Markets are expected to receive the news badly after a relatively calm period for the eurozone so far this summer.
The debt-ridden nation wants to spread the cuts over the next four years, rather than implement them in 2013 and 2014, and also wants to postpone the start of repayments of its first loan to the EU and IMF from 2016 until 2020.
The extension would mean Greece’s budget deficit would decline by 1.5 percentage points rather than 2.5 percentage points under the present arrangement and it would need to raise an additional €20bn, according to the FT.
However, Antonis Samaras, the Prime Minister, said this would be manageable without seeking external help fom eurozone partners.

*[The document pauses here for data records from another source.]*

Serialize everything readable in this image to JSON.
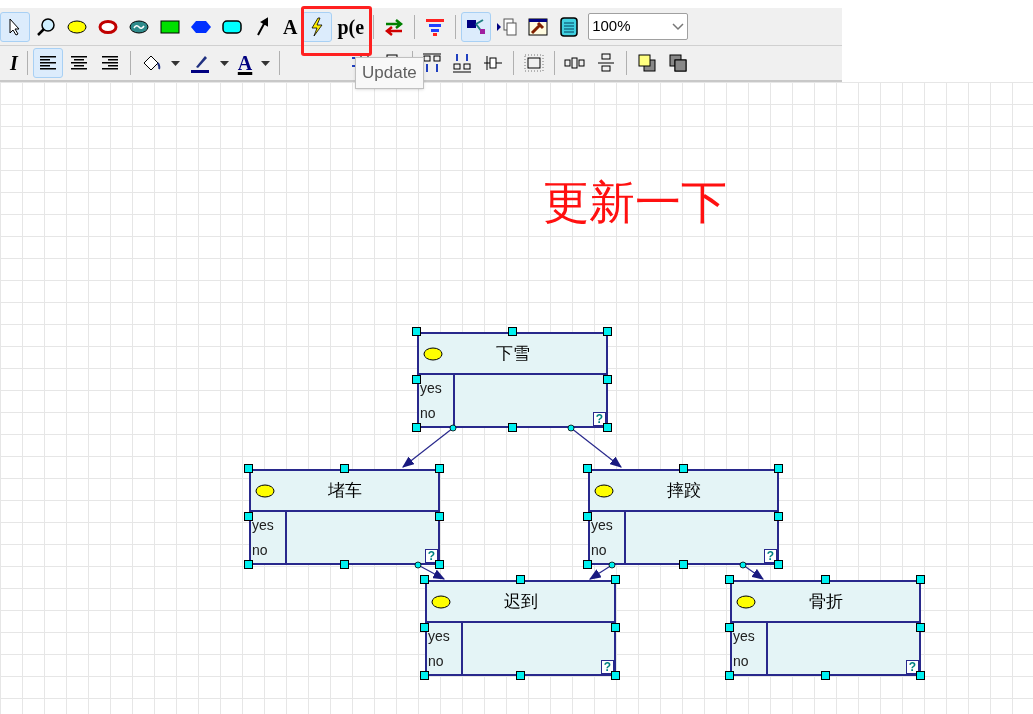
{
  "toolbar_1": [
    {
      "kind": "pointer",
      "selected": true
    },
    {
      "kind": "zoom",
      "selected": false
    },
    {
      "kind": "ellipse",
      "selected": false
    },
    {
      "kind": "ring",
      "selected": false
    },
    {
      "kind": "wave",
      "selected": false
    },
    {
      "kind": "rect",
      "selected": false
    },
    {
      "kind": "hexagon",
      "selected": false
    },
    {
      "kind": "rounded",
      "selected": false
    },
    {
      "kind": "arrow",
      "selected": false
    },
    {
      "kind": "letter",
      "label": "A",
      "selected": false
    },
    {
      "kind": "lightning",
      "selected": true
    },
    {
      "kind": "letter",
      "label": "p(e",
      "selected": false
    },
    {
      "kind": "separator"
    },
    {
      "kind": "swap",
      "selected": false
    },
    {
      "kind": "separator"
    },
    {
      "kind": "funnel",
      "selected": false
    },
    {
      "kind": "separator"
    },
    {
      "kind": "network",
      "selected": true
    },
    {
      "kind": "copy",
      "selected": false
    },
    {
      "kind": "hammer",
      "selected": false
    },
    {
      "kind": "calculator",
      "selected": false
    }
  ],
  "zoom": {
    "value": "100%"
  },
  "toolbar_2": [
    {
      "kind": "italic",
      "label": "I",
      "selected": false
    },
    {
      "kind": "separator"
    },
    {
      "kind": "align-left",
      "selected": true
    },
    {
      "kind": "align-center",
      "selected": false
    },
    {
      "kind": "align-right",
      "selected": false
    },
    {
      "kind": "separator"
    },
    {
      "kind": "bucket",
      "selected": false
    },
    {
      "kind": "caret",
      "selected": false
    },
    {
      "kind": "pen",
      "selected": false
    },
    {
      "kind": "caret",
      "selected": false
    },
    {
      "kind": "font-color",
      "label": "A",
      "selected": false
    },
    {
      "kind": "caret",
      "selected": false
    },
    {
      "kind": "separator"
    },
    {
      "kind": "blank"
    },
    {
      "kind": "align-in",
      "selected": false
    },
    {
      "kind": "align-mid",
      "selected": false
    },
    {
      "kind": "separator"
    },
    {
      "kind": "align-top",
      "selected": false
    },
    {
      "kind": "align-bottom",
      "selected": false
    },
    {
      "kind": "align-vmid",
      "selected": false
    },
    {
      "kind": "separator"
    },
    {
      "kind": "grid-select",
      "selected": false
    },
    {
      "kind": "separator"
    },
    {
      "kind": "space-h",
      "selected": false
    },
    {
      "kind": "space-v",
      "selected": false
    },
    {
      "kind": "separator"
    },
    {
      "kind": "front",
      "selected": false
    },
    {
      "kind": "back",
      "selected": false
    }
  ],
  "tooltip": "Update",
  "annotation": "更新一下",
  "nodes": [
    {
      "title": "下雪",
      "states": [
        "yes",
        "no"
      ],
      "mark": "?",
      "selected": true
    },
    {
      "title": "堵车",
      "states": [
        "yes",
        "no"
      ],
      "mark": "?",
      "selected": true
    },
    {
      "title": "摔跤",
      "states": [
        "yes",
        "no"
      ],
      "mark": "?",
      "selected": true
    },
    {
      "title": "迟到",
      "states": [
        "yes",
        "no"
      ],
      "mark": "?",
      "selected": true
    },
    {
      "title": "骨折",
      "states": [
        "yes",
        "no"
      ],
      "mark": "?",
      "selected": true
    }
  ]
}
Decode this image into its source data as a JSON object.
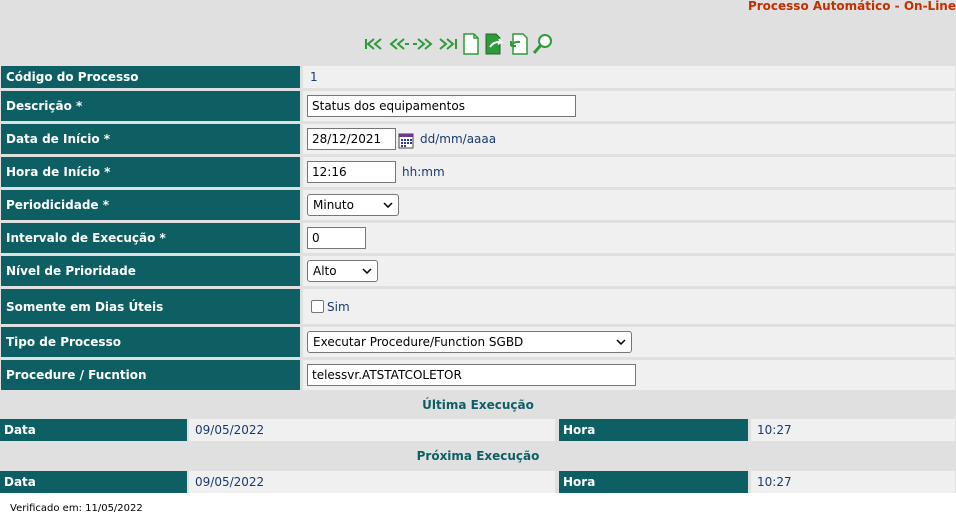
{
  "header": {
    "title": "Processo Automático - On-Line"
  },
  "toolbar": {
    "icons": [
      "first-icon",
      "previous-icon",
      "next-icon",
      "last-icon",
      "new-document-icon",
      "export-icon",
      "undo-icon",
      "search-icon"
    ],
    "accent": "#2e9a3a"
  },
  "form": {
    "codigo": {
      "label": "Código do Processo",
      "value": "1"
    },
    "descricao": {
      "label": "Descrição *",
      "value": "Status dos equipamentos"
    },
    "data_inicio": {
      "label": "Data de Início *",
      "value": "28/12/2021",
      "hint": "dd/mm/aaaa"
    },
    "hora_inicio": {
      "label": "Hora de Início *",
      "value": "12:16",
      "hint": "hh:mm"
    },
    "periodicidade": {
      "label": "Periodicidade *",
      "value": "Minuto"
    },
    "intervalo": {
      "label": "Intervalo de Execução *",
      "value": "0"
    },
    "prioridade": {
      "label": "Nível de Prioridade",
      "value": "Alto"
    },
    "dias_uteis": {
      "label": "Somente em Dias Úteis",
      "option": "Sim",
      "checked": false
    },
    "tipo": {
      "label": "Tipo de Processo",
      "value": "Executar Procedure/Function SGBD"
    },
    "procedure": {
      "label": "Procedure / Fucntion",
      "value": "telessvr.ATSTATCOLETOR"
    }
  },
  "ultima": {
    "title": "Última Execução",
    "data_label": "Data",
    "data_value": "09/05/2022",
    "hora_label": "Hora",
    "hora_value": "10:27"
  },
  "proxima": {
    "title": "Próxima Execução",
    "data_label": "Data",
    "data_value": "09/05/2022",
    "hora_label": "Hora",
    "hora_value": "10:27"
  },
  "footer": {
    "verified": "Verificado em: 11/05/2022"
  },
  "colors": {
    "label_bg": "#0e5f63",
    "title": "#c03000",
    "value_text": "#1a3a6e"
  }
}
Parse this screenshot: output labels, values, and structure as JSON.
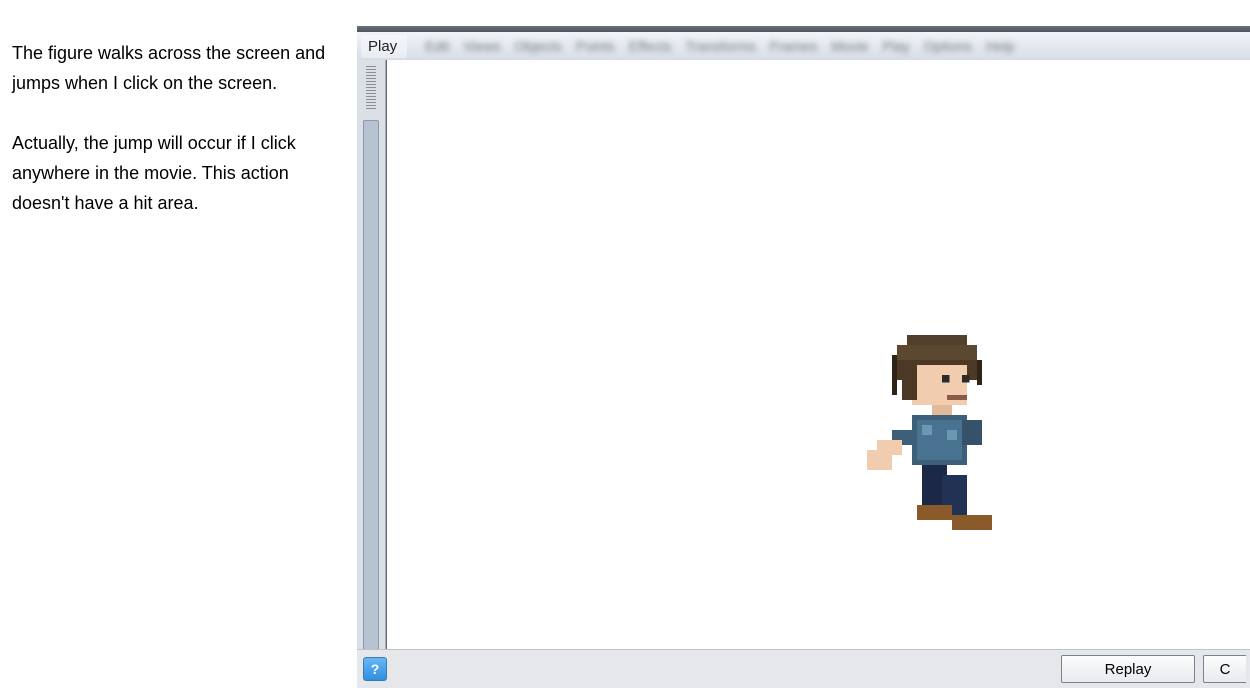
{
  "description": {
    "p1": "The figure walks across the screen and jumps when I click on the screen.",
    "p2": "Actually, the jump will occur if I click anywhere in the movie. This action doesn't have a hit area."
  },
  "app": {
    "menu": {
      "play": "Play",
      "blurred": [
        "Edit",
        "Views",
        "Objects",
        "Points",
        "Effects",
        "Transforms",
        "Frames",
        "Movie",
        "Play",
        "Options",
        "Help"
      ]
    },
    "bottom": {
      "help_glyph": "?",
      "replay": "Replay",
      "close_initial": "C"
    }
  }
}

He is expected to propose the changes to Germany and France during talks in Paris next week.